Until this point the bowlers had rescued the team on many occasions, both with the ball and bat and England had lost only one out of eight Tests. Things changed with the turn of the year when the West Indies fast bowlers spat fire in the Caribbean by shooting England out for 77 in the first Test and setting up the tone for the rest of the series. The West Indies batsmen averaged 31.15 to England’s 23.27 and the evenly-matched bowling line-ups meant that England were made aware of what lay for them if a fast-bowling attack could match theirs and the batsmen continued to flounder – just like Australia can in the Ashes.
Their worst fears came true, perhaps serendipitously just before the Ashes, when Tim Murtagh, playing only his third Test, ran through the England batting on the first morning at Lord’s, helping Ireland stun their big brothers by bowling them out for 85 before the lunch break.
The fragility of the top order is a major reason behind such vulnerability with the bat. England have tried 10 batsmen in the top four slots since the home series against India, including Jonny Bairstow and Ben Stokes, but only Joe Root and Burns have been able to stick to their positions. Of the two, Burns has already endured a slump since his breakthrough first-class season that earned him his Test cap in Sri Lanka – he has failed to cross 30 runs in his last six innings.
Bairstow averages 24.42 over the past 12 months and Ali only 17. With the influx of Jason Roy, another white-ball maverick into the Test side, a top three of Roy, Burns and Joe Denly looks far too inexperienced, so much so that England are mulling promoting Root to No.3 despite the England Test captain’s insistence to stick to his more preferable No.4 slot where he averages 48 as compared to 40.47 at No.3. “It’s been my thought for a few years [that Root should bat at No. 3]. But he’s the captain and he’ll make the final decision. He knows how I feel,” Bayliss said, perhaps reluctantly, knowing that a stop-gap solution to the unpleasantly frequent collapses is the need of the hour.
England are placed fifth on the ICC Test Rankings, eight rating points adrift of the No.1 ranked India and six points behind the No.2 New Zealand – both teams have had significant differences in batting averages over the teams they have beaten in the past year.
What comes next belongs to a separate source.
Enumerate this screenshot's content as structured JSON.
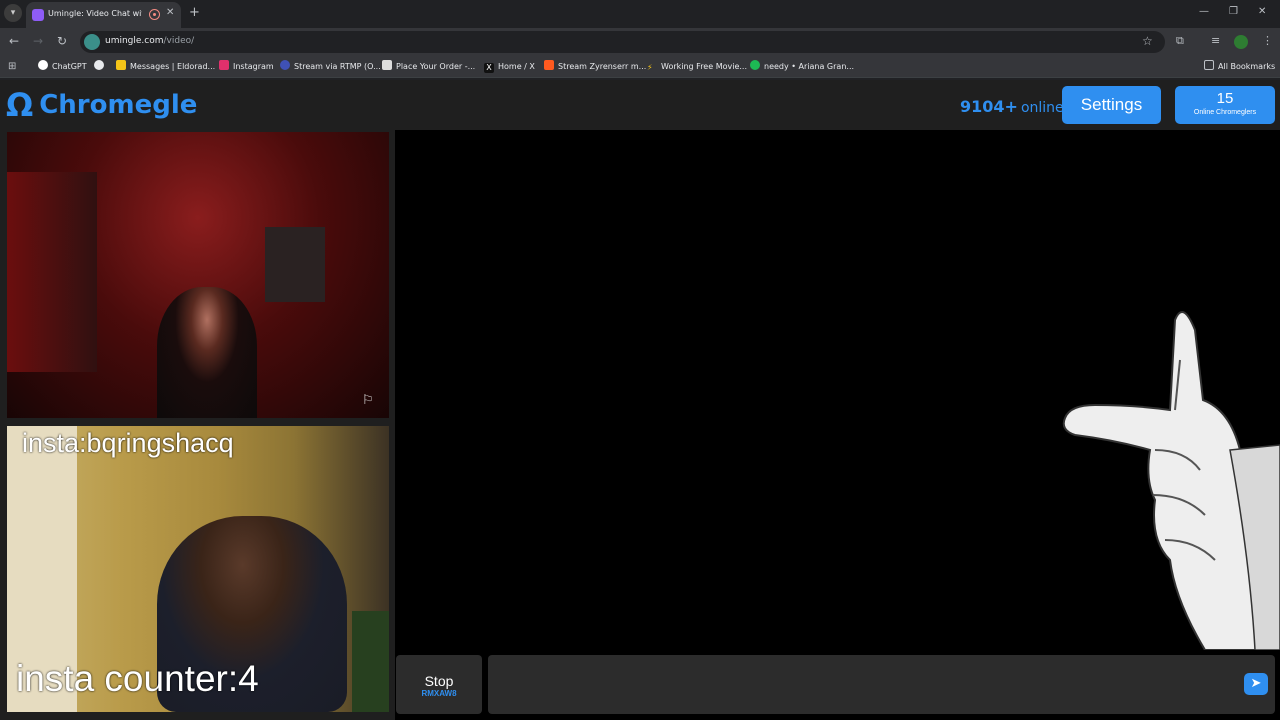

Leach’s 92 as a nightwatchman in the second innings against Ireland was the second-highest score by an England opener since Alastair Cook’s retirement last year. That’s telling of the kind of struggles the team has endured since the departure of their highest scorer, not that Cook oversaw fewer collapses over the past year from the dressing room than he has seen from the press box.
At the time of handing over the Test cap to Roy, Cook said, “It (the cap) gives you the opportunity to test yourself against the best players in the world, in the hardest format.” He would hope that against some of the best in the world, in the most important Test series for any Englishman, his ex-teammates bring about a change in fortune.